But there may be a medical use for these six-carbon molecules.

Behavioural studies in monkeys involving PET (positron emission tomography) have shown that the ‘green odour’ mixture of trans-2-hexenal and cis-3-hexen-1-ol has a healing effect on the psychological damage caused by stress.  The mixture activates regional blood flow in the primary olfactory cortex (like other smelly molecules) and also in regions not normally reached by smell molecules, which may explain the healing effect.  It has also been found that ‘green odour’ mixture reduces stress in rats and has likewise been found to reduce pain sensation in humans. So the green grass smell really does seem to be good for you.

Smell certainly taps our memories and into our subconsciousness. People refer to the ‘Proust effect’, the classic example coming from Marcel Proust’s masterpiece A la recherche du temps perdu. Charles Swann, the protagonist of the novel, found that the smell from a piece of a small madeleine cake soaked in tea acted as the trigger for a whole raft of memories from his childhood, when his aunt would give him a small piece of madeleine that had been dipped in her cup of lime-blossom tea.

The Proust effect gets to cricketers too. Alan Dixon played first-class cricket for Kent.  He was an all-rounder, both a middle-order batsman and a bowler.  He decided to retire in the autumn of 1957 at the age of 23 as he was not sure of a place in the First XI.  He went off to become a travelling salesman.  He later wrote:

But it came round to the next spring, and I stopped the car by a cricket field where they were mowing the grass. And the smell of that new-mown grass meant so much. I got out of my car and rang Les Ames [the Secretary of Kent County Cricket Club]. “Leslie,” I said, ”it looks as if I’ve made a mistake”.’

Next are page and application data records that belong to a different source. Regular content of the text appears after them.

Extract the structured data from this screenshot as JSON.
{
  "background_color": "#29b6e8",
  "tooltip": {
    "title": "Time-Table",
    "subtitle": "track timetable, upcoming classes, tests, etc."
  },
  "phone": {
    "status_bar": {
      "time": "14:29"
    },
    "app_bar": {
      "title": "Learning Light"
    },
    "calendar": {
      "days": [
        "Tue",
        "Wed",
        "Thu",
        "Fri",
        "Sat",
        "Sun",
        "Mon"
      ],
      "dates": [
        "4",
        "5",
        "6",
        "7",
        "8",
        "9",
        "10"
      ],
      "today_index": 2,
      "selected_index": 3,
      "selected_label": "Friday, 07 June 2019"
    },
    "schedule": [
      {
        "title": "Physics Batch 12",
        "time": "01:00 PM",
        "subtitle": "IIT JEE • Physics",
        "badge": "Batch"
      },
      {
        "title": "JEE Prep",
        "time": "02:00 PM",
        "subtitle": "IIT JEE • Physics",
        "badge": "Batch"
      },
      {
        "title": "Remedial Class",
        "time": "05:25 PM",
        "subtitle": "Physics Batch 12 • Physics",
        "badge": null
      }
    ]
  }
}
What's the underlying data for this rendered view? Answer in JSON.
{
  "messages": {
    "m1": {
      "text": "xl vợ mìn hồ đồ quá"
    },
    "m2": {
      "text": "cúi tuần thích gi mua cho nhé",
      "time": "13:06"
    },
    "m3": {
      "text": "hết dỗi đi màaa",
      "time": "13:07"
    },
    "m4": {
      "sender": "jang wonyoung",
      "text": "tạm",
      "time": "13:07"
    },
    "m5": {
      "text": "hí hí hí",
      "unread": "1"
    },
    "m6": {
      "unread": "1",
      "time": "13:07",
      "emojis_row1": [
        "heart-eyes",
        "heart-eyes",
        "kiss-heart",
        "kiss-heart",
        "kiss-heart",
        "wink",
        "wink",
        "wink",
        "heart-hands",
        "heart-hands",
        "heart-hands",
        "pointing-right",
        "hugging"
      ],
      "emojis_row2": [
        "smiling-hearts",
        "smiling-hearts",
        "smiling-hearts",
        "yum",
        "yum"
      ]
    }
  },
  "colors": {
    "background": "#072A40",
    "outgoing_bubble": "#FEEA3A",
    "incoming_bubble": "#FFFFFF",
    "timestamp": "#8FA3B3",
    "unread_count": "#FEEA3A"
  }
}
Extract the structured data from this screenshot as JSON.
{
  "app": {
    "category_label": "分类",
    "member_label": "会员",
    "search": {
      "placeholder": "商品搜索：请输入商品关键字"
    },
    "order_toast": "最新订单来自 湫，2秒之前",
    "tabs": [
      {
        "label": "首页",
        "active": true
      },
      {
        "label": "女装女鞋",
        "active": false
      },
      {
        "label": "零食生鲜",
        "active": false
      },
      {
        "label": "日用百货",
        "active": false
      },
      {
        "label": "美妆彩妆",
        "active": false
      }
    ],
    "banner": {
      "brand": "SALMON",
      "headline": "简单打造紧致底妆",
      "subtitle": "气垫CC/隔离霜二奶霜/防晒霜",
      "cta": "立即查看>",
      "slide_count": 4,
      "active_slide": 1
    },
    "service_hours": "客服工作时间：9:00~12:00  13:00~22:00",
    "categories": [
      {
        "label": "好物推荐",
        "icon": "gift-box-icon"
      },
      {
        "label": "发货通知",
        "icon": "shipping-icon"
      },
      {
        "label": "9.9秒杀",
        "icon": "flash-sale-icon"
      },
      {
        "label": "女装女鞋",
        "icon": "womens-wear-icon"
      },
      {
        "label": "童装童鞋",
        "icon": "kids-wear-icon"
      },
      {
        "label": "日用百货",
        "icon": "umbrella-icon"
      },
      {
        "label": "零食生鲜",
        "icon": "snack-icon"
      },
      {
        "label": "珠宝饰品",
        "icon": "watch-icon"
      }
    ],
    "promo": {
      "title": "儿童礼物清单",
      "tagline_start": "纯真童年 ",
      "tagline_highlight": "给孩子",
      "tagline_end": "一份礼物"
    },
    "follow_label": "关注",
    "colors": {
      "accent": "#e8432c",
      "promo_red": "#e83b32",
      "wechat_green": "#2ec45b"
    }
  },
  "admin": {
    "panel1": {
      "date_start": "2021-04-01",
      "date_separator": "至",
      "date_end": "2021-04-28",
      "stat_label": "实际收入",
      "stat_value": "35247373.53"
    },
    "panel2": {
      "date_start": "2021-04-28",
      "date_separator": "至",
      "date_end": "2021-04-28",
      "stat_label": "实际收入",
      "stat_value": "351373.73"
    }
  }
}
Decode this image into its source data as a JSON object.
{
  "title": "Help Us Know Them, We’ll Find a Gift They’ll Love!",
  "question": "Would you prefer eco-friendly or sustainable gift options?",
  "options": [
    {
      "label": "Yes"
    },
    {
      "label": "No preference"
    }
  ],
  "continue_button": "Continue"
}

Dixon played for another 13 seasons and did not retire until 1970. In his final year he was a member of the Kent team that won the County Championship, for the first time for over 50 years, a real happy ending.

They say we should slow down and smell the roses. Maybe we should follow the advice of Alan Dixon as well as the scientists; just slow down and smell the cut grass - and the hexenal.

Meera Senthilingam

Birmingham University’s Simon Cotton there, with the aromatic chemistry of hexenal. Next week, another aroma, but this time tantalising our taste buds.

Ben Valsler

Whisky, kippers, bacon, hot dogs, coffee, creosote and cough syrup.

That’s not a shopping list for a very unhealthy weekend, but a selection of the familiar products that all contain guaiacol.

Meera Senthilingam

And discover the smoky chemistry this compound brings to the table by joining Ben Valsler in next week’s Chemistry in its Element. Until then, thank you for listening, I’m Meera Senthinlingam.